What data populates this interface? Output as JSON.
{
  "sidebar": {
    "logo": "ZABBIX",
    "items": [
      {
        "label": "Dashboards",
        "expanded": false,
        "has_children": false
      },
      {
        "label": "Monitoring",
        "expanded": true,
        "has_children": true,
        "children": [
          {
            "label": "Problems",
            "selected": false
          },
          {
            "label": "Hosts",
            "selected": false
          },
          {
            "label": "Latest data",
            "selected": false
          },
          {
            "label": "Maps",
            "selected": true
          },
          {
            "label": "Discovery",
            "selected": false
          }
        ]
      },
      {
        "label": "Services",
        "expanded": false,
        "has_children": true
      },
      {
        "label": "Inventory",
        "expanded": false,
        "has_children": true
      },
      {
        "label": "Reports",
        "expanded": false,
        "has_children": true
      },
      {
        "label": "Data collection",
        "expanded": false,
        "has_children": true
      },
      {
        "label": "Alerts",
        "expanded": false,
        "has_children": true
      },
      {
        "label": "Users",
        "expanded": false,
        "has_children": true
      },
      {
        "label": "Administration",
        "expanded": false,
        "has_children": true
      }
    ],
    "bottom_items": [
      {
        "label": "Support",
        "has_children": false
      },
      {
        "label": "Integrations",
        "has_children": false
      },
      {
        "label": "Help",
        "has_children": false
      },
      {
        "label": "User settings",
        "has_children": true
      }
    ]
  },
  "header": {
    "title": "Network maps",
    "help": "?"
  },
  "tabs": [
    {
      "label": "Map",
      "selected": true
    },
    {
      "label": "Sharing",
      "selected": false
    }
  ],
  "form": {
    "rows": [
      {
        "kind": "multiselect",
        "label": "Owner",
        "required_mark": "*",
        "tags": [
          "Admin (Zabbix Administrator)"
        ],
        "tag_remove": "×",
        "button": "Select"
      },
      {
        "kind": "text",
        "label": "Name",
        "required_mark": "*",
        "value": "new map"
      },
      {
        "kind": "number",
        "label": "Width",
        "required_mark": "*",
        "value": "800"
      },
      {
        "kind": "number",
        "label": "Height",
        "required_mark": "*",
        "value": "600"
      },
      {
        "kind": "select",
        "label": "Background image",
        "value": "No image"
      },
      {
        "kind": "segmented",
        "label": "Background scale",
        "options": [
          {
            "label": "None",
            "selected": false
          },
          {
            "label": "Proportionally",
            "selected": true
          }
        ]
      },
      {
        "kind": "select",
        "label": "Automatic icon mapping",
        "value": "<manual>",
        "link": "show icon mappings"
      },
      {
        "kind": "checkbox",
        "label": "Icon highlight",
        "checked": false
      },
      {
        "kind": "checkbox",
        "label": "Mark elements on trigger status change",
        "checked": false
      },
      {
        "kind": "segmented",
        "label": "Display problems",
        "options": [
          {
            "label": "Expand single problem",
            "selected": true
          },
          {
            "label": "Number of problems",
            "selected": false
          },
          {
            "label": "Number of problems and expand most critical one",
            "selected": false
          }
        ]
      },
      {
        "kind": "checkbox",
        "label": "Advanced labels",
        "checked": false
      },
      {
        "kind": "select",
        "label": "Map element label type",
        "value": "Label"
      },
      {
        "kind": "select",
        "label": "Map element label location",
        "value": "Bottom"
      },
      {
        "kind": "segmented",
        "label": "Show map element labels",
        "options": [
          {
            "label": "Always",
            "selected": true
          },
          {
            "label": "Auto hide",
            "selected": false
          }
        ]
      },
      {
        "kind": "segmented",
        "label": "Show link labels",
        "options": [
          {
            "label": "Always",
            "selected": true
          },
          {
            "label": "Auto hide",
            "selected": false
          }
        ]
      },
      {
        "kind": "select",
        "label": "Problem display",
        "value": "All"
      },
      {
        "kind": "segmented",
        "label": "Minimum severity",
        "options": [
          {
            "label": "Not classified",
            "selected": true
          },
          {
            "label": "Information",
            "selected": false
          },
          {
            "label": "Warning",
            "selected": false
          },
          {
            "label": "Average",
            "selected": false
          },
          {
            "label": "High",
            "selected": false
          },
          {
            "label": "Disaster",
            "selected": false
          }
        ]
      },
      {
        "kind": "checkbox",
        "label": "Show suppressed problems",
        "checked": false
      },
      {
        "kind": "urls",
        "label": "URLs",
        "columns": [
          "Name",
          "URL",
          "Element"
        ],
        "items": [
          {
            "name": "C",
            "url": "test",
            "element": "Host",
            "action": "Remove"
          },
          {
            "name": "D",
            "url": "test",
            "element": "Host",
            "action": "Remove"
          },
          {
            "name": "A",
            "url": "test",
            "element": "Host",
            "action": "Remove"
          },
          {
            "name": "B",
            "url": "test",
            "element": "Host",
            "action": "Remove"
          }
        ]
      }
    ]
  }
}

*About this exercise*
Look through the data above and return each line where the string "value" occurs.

*Answer below*
        "value": "new map"
        "value": "800"
        "value": "600"
        "value": "No image"
        "value": "<manual>",
        "value": "Label"
        "value": "Bottom"
        "value": "All"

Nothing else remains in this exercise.